North Dakota, USA
11 October 1888

It Is a Part of the World's Metropolis Reeking in Vice and Steeped in Poverty and Misery - Some Terrible Murders of History

London now has a horror that interests the police and public of the civilized world, and has called out a bewildering variety of opinions from experts in the morbid anatomy of crime and insanity. The plainest statement of the press excites anger, pity and disgust. Within a few weeks seven women of the lowest class of unfortunates to be found in the notorious slums of Whitechapel have been found dead in the streets; in each case the corpse was shockingly mutilated, and in all but one the whole internal organ of reproduction was removed, the line of section indicating that the act was done by a person versed in the anatomy of the parts, and skilful with the surgeon's knife.

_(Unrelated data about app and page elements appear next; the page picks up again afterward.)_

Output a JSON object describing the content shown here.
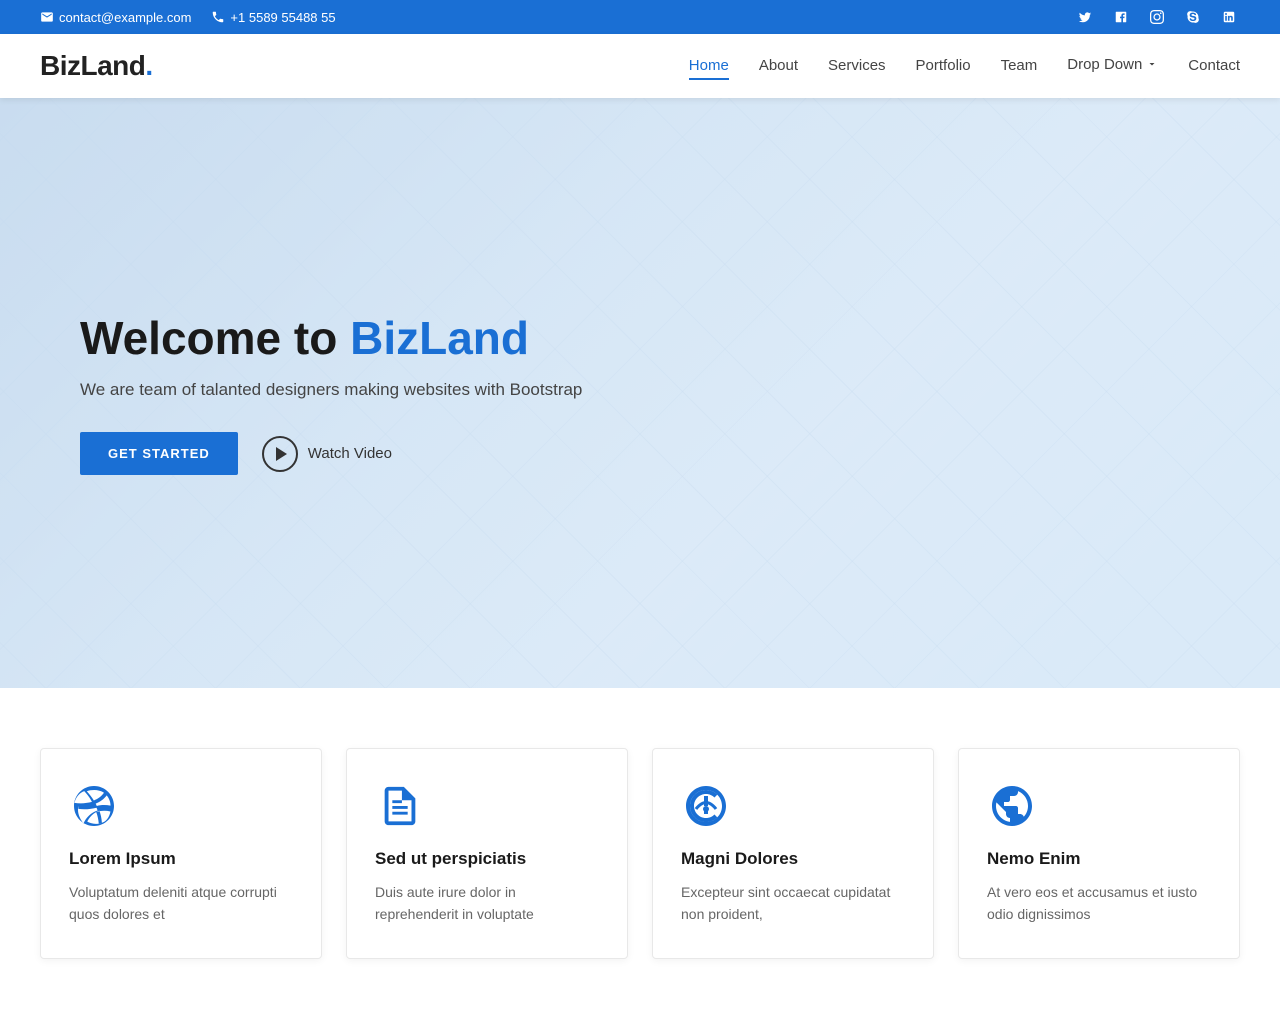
{
  "topbar": {
    "email_icon": "✉",
    "email": "contact@example.com",
    "phone_icon": "📞",
    "phone": "+1 5589 55488 55",
    "social_links": [
      {
        "name": "twitter",
        "label": "𝕏"
      },
      {
        "name": "facebook",
        "label": "f"
      },
      {
        "name": "instagram",
        "label": "◎"
      },
      {
        "name": "skype",
        "label": "S"
      },
      {
        "name": "linkedin",
        "label": "in"
      }
    ]
  },
  "navbar": {
    "logo_text": "BizLand",
    "logo_dot": ".",
    "nav_items": [
      {
        "label": "Home",
        "active": true
      },
      {
        "label": "About",
        "active": false
      },
      {
        "label": "Services",
        "active": false
      },
      {
        "label": "Portfolio",
        "active": false
      },
      {
        "label": "Team",
        "active": false
      },
      {
        "label": "Drop Down",
        "active": false,
        "has_dropdown": true
      },
      {
        "label": "Contact",
        "active": false
      }
    ]
  },
  "hero": {
    "title_prefix": "Welcome to ",
    "title_brand": "BizLand",
    "subtitle": "We are team of talanted designers making websites with Bootstrap",
    "cta_label": "GET STARTED",
    "watch_label": "Watch Video"
  },
  "features": [
    {
      "icon": "dribbble",
      "title": "Lorem Ipsum",
      "text": "Voluptatum deleniti atque corrupti quos dolores et"
    },
    {
      "icon": "document",
      "title": "Sed ut perspiciatis",
      "text": "Duis aute irure dolor in reprehenderit in voluptate"
    },
    {
      "icon": "speedometer",
      "title": "Magni Dolores",
      "text": "Excepteur sint occaecat cupidatat non proident,"
    },
    {
      "icon": "globe",
      "title": "Nemo Enim",
      "text": "At vero eos et accusamus et iusto odio dignissimos"
    }
  ]
}
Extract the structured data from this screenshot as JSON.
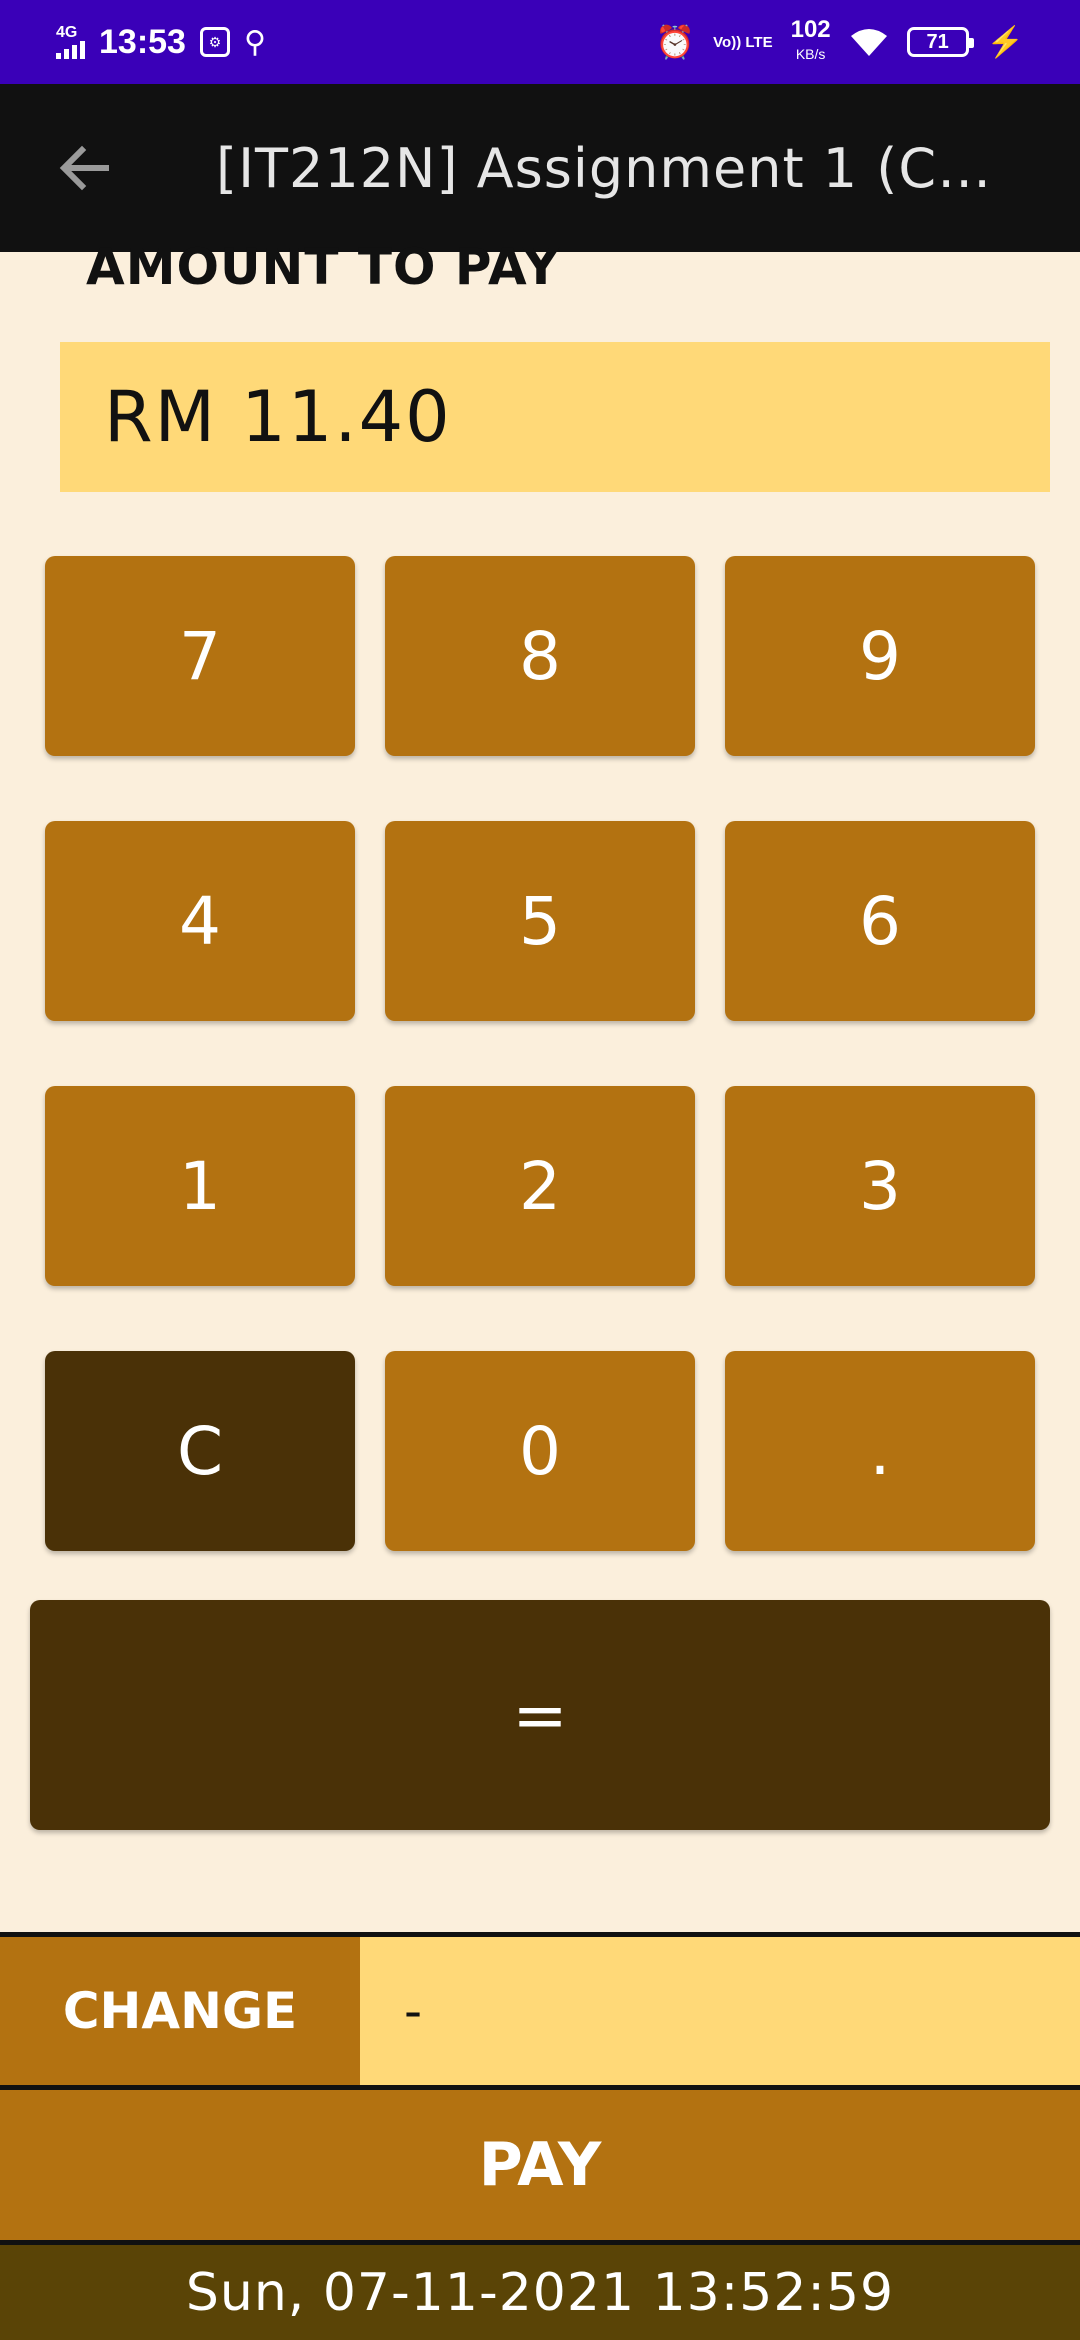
{
  "status_bar": {
    "network": "4G",
    "time": "13:53",
    "speed_value": "102",
    "speed_unit": "KB/s",
    "volte": "Vo)) LTE",
    "battery": "71"
  },
  "app_bar": {
    "title": "[IT212N] Assignment 1 (Ch..."
  },
  "amount": {
    "label": "AMOUNT TO PAY",
    "value": "RM 11.40"
  },
  "keypad": {
    "keys": [
      "7",
      "8",
      "9",
      "4",
      "5",
      "6",
      "1",
      "2",
      "3",
      "C",
      "0",
      "."
    ],
    "equals": "="
  },
  "change": {
    "label": "CHANGE",
    "value": "-"
  },
  "pay_button": "PAY",
  "datetime": "Sun, 07-11-2021  13:52:59",
  "colors": {
    "status_bar": "#3a00b8",
    "app_bar": "#111111",
    "background": "#fbefdc",
    "amount_box": "#ffd978",
    "key": "#b37211",
    "key_dark": "#4a3107",
    "datetime_bar": "#5a4406"
  }
}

In the one case where this was not done the body was still warm and bleeding, indicating that the perpetrator had been frightened away before completing his task.

During the same period the corpse pf a woman similarly mutilated was found in a town in the north of England; and if, as seems likely, the murderer was the same, this makes his eighth victim. The first two cases excited no great interest, as quarrels and murders are no new thing in the Whitechapel district, but the horrible monotony of the crimes has since made this a case of world importance.

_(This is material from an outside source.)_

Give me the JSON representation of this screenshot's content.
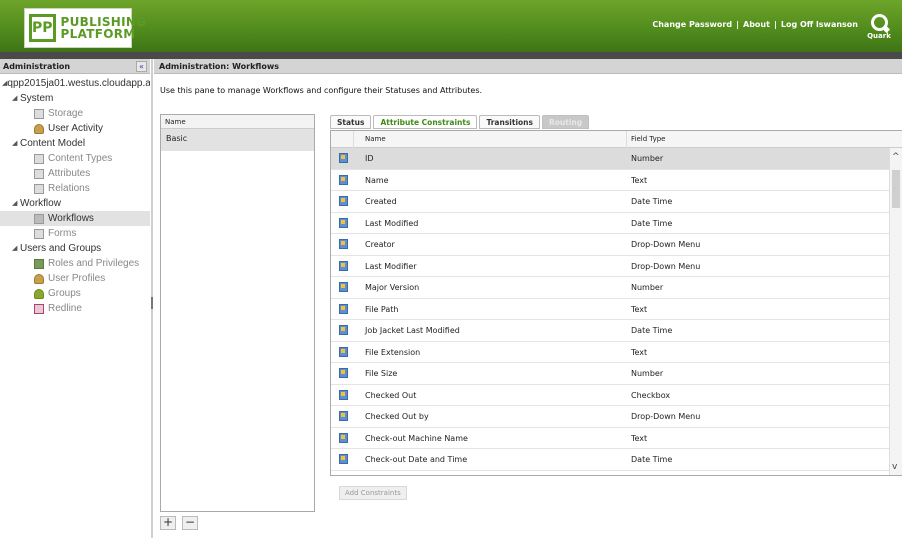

Alienists are unanimous in the opinion that the murderer is a monomaniac with a homicidal turn; and many add that he is what medical science calls a "sexual pervert" - that is, a man in whom the natural instincts have been changed by disease or excess into a blind hatred and desire to kill and mangle.

The London police have been completely at sea, and some of the theories put forth by their chief are too absurd for one's patience. One, for instance, was that an American medical student did the deeds because he wanted to collect a number of anatomical specimens! The most remarkable theory is that the monomaniac has been injured, or thinks he has, by one of these women, and is wreaking his vengeance on the class. His cunning is wonderful - not an uncommon thing in monomaniacs. Dr. William hammond, the eminent alienist, very sensibly says that the police have gone wrong from the start, because they have looked only for a self evident villain, a man "whose face would go far to hang him," while the probabilities are many to one that the perpetrator is a decorous and soft spoken gentleman, living an apparently virtuous life, a man whose closest acquaintances do not suspect of crime.

Chief Inspector Byrnes of New York city, accepts the opinion of Dr. Hammond and insists that the New York police could have caught the man by using the women as decoys. He adds:

"We caught the fellow who had a mania for throwing vitriol upon women's dresses red handed immediately after it was reported. His crime was localised. He frequented Fourteenth street. I made victims for him, and my men were thickly scattered through that district. We have no such autocratic powers as the London police, but if a crime is so plainly localised in one particular district, as in the case of these London murders, we would most assuredly arrest the perpetrator in short order."

Related pages:
  Inspector Byrnes
       Dissertations: The New York Affair, Part II 
       Press Reports: Daily Northwestern - 3 October 1888 
       Press Reports: Star - 4 October 1888